# DATA TO USE
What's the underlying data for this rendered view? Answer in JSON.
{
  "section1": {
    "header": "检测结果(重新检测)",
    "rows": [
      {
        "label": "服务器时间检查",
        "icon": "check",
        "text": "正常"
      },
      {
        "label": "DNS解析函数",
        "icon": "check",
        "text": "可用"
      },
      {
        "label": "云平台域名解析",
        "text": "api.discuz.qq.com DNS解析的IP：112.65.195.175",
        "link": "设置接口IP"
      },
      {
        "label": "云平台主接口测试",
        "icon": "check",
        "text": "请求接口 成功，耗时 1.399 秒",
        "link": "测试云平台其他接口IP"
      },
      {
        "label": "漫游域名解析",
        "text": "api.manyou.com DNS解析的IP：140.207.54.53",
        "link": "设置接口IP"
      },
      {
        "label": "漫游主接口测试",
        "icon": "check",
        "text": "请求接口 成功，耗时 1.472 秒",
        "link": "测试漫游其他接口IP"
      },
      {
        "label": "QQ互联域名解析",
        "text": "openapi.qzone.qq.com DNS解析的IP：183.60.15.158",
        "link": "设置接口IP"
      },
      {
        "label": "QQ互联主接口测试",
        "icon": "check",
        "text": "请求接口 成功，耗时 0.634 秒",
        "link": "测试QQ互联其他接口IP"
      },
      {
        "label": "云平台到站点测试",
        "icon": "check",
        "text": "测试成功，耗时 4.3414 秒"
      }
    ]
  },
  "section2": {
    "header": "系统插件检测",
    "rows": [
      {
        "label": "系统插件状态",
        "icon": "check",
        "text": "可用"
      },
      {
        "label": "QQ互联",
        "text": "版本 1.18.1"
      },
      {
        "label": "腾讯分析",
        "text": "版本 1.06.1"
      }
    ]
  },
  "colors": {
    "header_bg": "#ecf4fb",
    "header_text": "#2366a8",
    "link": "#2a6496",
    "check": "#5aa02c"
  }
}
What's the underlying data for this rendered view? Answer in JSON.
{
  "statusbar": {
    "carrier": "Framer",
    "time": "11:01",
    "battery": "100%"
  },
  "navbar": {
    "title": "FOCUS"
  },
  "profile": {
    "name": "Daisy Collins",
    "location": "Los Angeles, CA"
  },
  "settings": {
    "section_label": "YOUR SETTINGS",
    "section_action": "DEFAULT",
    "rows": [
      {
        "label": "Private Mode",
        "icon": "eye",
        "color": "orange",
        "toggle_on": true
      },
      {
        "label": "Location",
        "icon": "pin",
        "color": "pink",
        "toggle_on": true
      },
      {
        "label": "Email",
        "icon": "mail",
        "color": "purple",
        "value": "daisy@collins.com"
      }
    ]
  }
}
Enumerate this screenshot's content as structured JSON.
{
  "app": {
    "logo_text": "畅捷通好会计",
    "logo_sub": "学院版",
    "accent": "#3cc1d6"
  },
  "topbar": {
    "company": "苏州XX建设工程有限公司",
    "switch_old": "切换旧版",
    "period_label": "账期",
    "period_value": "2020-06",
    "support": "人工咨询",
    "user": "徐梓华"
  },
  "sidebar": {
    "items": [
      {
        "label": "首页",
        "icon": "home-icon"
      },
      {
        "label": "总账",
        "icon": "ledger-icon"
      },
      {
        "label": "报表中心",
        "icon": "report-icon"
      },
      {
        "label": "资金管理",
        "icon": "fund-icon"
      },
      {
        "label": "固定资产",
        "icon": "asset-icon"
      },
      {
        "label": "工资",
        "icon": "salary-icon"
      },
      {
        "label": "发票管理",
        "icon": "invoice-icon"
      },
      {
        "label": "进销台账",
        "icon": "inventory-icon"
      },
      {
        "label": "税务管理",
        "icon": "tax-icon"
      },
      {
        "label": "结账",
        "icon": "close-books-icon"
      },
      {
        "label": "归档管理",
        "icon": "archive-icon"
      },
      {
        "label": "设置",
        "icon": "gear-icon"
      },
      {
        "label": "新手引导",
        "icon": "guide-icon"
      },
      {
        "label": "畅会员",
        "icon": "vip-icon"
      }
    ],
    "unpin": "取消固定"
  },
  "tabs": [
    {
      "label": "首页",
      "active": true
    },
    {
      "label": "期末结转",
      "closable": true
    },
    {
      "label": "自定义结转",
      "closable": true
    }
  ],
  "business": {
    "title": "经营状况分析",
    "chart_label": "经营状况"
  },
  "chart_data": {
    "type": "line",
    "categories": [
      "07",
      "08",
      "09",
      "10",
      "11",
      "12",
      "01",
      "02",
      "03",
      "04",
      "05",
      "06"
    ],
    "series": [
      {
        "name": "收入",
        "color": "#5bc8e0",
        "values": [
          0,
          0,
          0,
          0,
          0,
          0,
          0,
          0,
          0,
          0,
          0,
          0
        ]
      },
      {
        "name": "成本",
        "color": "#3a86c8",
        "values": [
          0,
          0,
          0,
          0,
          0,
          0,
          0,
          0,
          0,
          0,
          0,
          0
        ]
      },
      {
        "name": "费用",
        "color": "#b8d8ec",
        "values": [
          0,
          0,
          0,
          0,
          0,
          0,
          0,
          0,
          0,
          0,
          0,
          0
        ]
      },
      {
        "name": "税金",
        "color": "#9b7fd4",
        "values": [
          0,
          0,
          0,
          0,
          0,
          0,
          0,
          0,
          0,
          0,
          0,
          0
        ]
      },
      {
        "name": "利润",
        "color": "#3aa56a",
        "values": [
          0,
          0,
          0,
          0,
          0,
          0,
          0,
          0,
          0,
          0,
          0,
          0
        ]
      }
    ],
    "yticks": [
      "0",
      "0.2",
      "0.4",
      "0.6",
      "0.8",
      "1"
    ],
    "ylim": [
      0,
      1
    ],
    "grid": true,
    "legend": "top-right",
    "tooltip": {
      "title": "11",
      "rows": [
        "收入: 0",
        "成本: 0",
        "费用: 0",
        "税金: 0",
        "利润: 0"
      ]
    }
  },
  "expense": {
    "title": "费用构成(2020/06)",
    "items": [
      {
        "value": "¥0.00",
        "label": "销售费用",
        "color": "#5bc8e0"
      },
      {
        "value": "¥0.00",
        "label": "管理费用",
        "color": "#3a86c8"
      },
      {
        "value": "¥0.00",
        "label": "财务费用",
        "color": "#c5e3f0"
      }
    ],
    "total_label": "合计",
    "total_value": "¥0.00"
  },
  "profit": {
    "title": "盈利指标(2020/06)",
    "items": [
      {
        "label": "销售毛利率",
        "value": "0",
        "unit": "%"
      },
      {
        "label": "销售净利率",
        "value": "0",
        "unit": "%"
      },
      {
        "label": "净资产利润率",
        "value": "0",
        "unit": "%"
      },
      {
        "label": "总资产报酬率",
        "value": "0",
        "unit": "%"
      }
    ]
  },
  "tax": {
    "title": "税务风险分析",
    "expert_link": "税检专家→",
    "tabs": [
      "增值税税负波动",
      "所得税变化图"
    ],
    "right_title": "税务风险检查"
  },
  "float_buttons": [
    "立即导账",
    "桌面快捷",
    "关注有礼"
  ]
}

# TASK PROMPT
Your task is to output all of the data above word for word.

# SOLUTION TO THIS EXERCISE
What's the underlying data for this rendered view? Answer in JSON.
{
  "section1": {
    "header": "检测结果(重新检测)",
    "rows": [
      {
        "label": "服务器时间检查",
        "icon": "check",
        "text": "正常"
      },
      {
        "label": "DNS解析函数",
        "icon": "check",
        "text": "可用"
      },
      {
        "label": "云平台域名解析",
        "text": "api.discuz.qq.com DNS解析的IP：112.65.195.175",
        "link": "设置接口IP"
      },
      {
        "label": "云平台主接口测试",
        "icon": "check",
        "text": "请求接口 成功，耗时 1.399 秒",
        "link": "测试云平台其他接口IP"
      },
      {
        "label": "漫游域名解析",
        "text": "api.manyou.com DNS解析的IP：140.207.54.53",
        "link": "设置接口IP"
      },
      {
        "label": "漫游主接口测试",
        "icon": "check",
        "text": "请求接口 成功，耗时 1.472 秒",
        "link": "测试漫游其他接口IP"
      },
      {
        "label": "QQ互联域名解析",
        "text": "openapi.qzone.qq.com DNS解析的IP：183.60.15.158",
        "link": "设置接口IP"
      },
      {
        "label": "QQ互联主接口测试",
        "icon": "check",
        "text": "请求接口 成功，耗时 0.634 秒",
        "link": "测试QQ互联其他接口IP"
      },
      {
        "label": "云平台到站点测试",
        "icon": "check",
        "text": "测试成功，耗时 4.3414 秒"
      }
    ]
  },
  "section2": {
    "header": "系统插件检测",
    "rows": [
      {
        "label": "系统插件状态",
        "icon": "check",
        "text": "可用"
      },
      {
        "label": "QQ互联",
        "text": "版本 1.18.1"
      },
      {
        "label": "腾讯分析",
        "text": "版本 1.06.1"
      }
    ]
  },
  "colors": {
    "header_bg": "#ecf4fb",
    "header_text": "#2366a8",
    "link": "#2a6496",
    "check": "#5aa02c"
  }
}
What's the underlying data for this rendered view? Answer in JSON.
{
  "statusbar": {
    "carrier": "Framer",
    "time": "11:01",
    "battery": "100%"
  },
  "navbar": {
    "title": "FOCUS"
  },
  "profile": {
    "name": "Daisy Collins",
    "location": "Los Angeles, CA"
  },
  "settings": {
    "section_label": "YOUR SETTINGS",
    "section_action": "DEFAULT",
    "rows": [
      {
        "label": "Private Mode",
        "icon": "eye",
        "color": "orange",
        "toggle_on": true
      },
      {
        "label": "Location",
        "icon": "pin",
        "color": "pink",
        "toggle_on": true
      },
      {
        "label": "Email",
        "icon": "mail",
        "color": "purple",
        "value": "daisy@collins.com"
      }
    ]
  }
}
Enumerate this screenshot's content as structured JSON.
{
  "app": {
    "logo_text": "畅捷通好会计",
    "logo_sub": "学院版",
    "accent": "#3cc1d6"
  },
  "topbar": {
    "company": "苏州XX建设工程有限公司",
    "switch_old": "切换旧版",
    "period_label": "账期",
    "period_value": "2020-06",
    "support": "人工咨询",
    "user": "徐梓华"
  },
  "sidebar": {
    "items": [
      {
        "label": "首页",
        "icon": "home-icon"
      },
      {
        "label": "总账",
        "icon": "ledger-icon"
      },
      {
        "label": "报表中心",
        "icon": "report-icon"
      },
      {
        "label": "资金管理",
        "icon": "fund-icon"
      },
      {
        "label": "固定资产",
        "icon": "asset-icon"
      },
      {
        "label": "工资",
        "icon": "salary-icon"
      },
      {
        "label": "发票管理",
        "icon": "invoice-icon"
      },
      {
        "label": "进销台账",
        "icon": "inventory-icon"
      },
      {
        "label": "税务管理",
        "icon": "tax-icon"
      },
      {
        "label": "结账",
        "icon": "close-books-icon"
      },
      {
        "label": "归档管理",
        "icon": "archive-icon"
      },
      {
        "label": "设置",
        "icon": "gear-icon"
      },
      {
        "label": "新手引导",
        "icon": "guide-icon"
      },
      {
        "label": "畅会员",
        "icon": "vip-icon"
      }
    ],
    "unpin": "取消固定"
  },
  "tabs": [
    {
      "label": "首页",
      "active": true
    },
    {
      "label": "期末结转",
      "closable": true
    },
    {
      "label": "自定义结转",
      "closable": true
    }
  ],
  "business": {
    "title": "经营状况分析",
    "chart_label": "经营状况"
  },
  "chart_data": {
    "type": "line",
    "categories": [
      "07",
      "08",
      "09",
      "10",
      "11",
      "12",
      "01",
      "02",
      "03",
      "04",
      "05",
      "06"
    ],
    "series": [
      {
        "name": "收入",
        "color": "#5bc8e0",
        "values": [
          0,
          0,
          0,
          0,
          0,
          0,
          0,
          0,
          0,
          0,
          0,
          0
        ]
      },
      {
        "name": "成本",
        "color": "#3a86c8",
        "values": [
          0,
          0,
          0,
          0,
          0,
          0,
          0,
          0,
          0,
          0,
          0,
          0
        ]
      },
      {
        "name": "费用",
        "color": "#b8d8ec",
        "values": [
          0,
          0,
          0,
          0,
          0,
          0,
          0,
          0,
          0,
          0,
          0,
          0
        ]
      },
      {
        "name": "税金",
        "color": "#9b7fd4",
        "values": [
          0,
          0,
          0,
          0,
          0,
          0,
          0,
          0,
          0,
          0,
          0,
          0
        ]
      },
      {
        "name": "利润",
        "color": "#3aa56a",
        "values": [
          0,
          0,
          0,
          0,
          0,
          0,
          0,
          0,
          0,
          0,
          0,
          0
        ]
      }
    ],
    "yticks": [
      "0",
      "0.2",
      "0.4",
      "0.6",
      "0.8",
      "1"
    ],
    "ylim": [
      0,
      1
    ],
    "grid": true,
    "legend": "top-right",
    "tooltip": {
      "title": "11",
      "rows": [
        "收入: 0",
        "成本: 0",
        "费用: 0",
        "税金: 0",
        "利润: 0"
      ]
    }
  },
  "expense": {
    "title": "费用构成(2020/06)",
    "items": [
      {
        "value": "¥0.00",
        "label": "销售费用",
        "color": "#5bc8e0"
      },
      {
        "value": "¥0.00",
        "label": "管理费用",
        "color": "#3a86c8"
      },
      {
        "value": "¥0.00",
        "label": "财务费用",
        "color": "#c5e3f0"
      }
    ],
    "total_label": "合计",
    "total_value": "¥0.00"
  },
  "profit": {
    "title": "盈利指标(2020/06)",
    "items": [
      {
        "label": "销售毛利率",
        "value": "0",
        "unit": "%"
      },
      {
        "label": "销售净利率",
        "value": "0",
        "unit": "%"
      },
      {
        "label": "净资产利润率",
        "value": "0",
        "unit": "%"
      },
      {
        "label": "总资产报酬率",
        "value": "0",
        "unit": "%"
      }
    ]
  },
  "tax": {
    "title": "税务风险分析",
    "expert_link": "税检专家→",
    "tabs": [
      "增值税税负波动",
      "所得税变化图"
    ],
    "right_title": "税务风险检查"
  },
  "float_buttons": [
    "立即导账",
    "桌面快捷",
    "关注有礼"
  ]
}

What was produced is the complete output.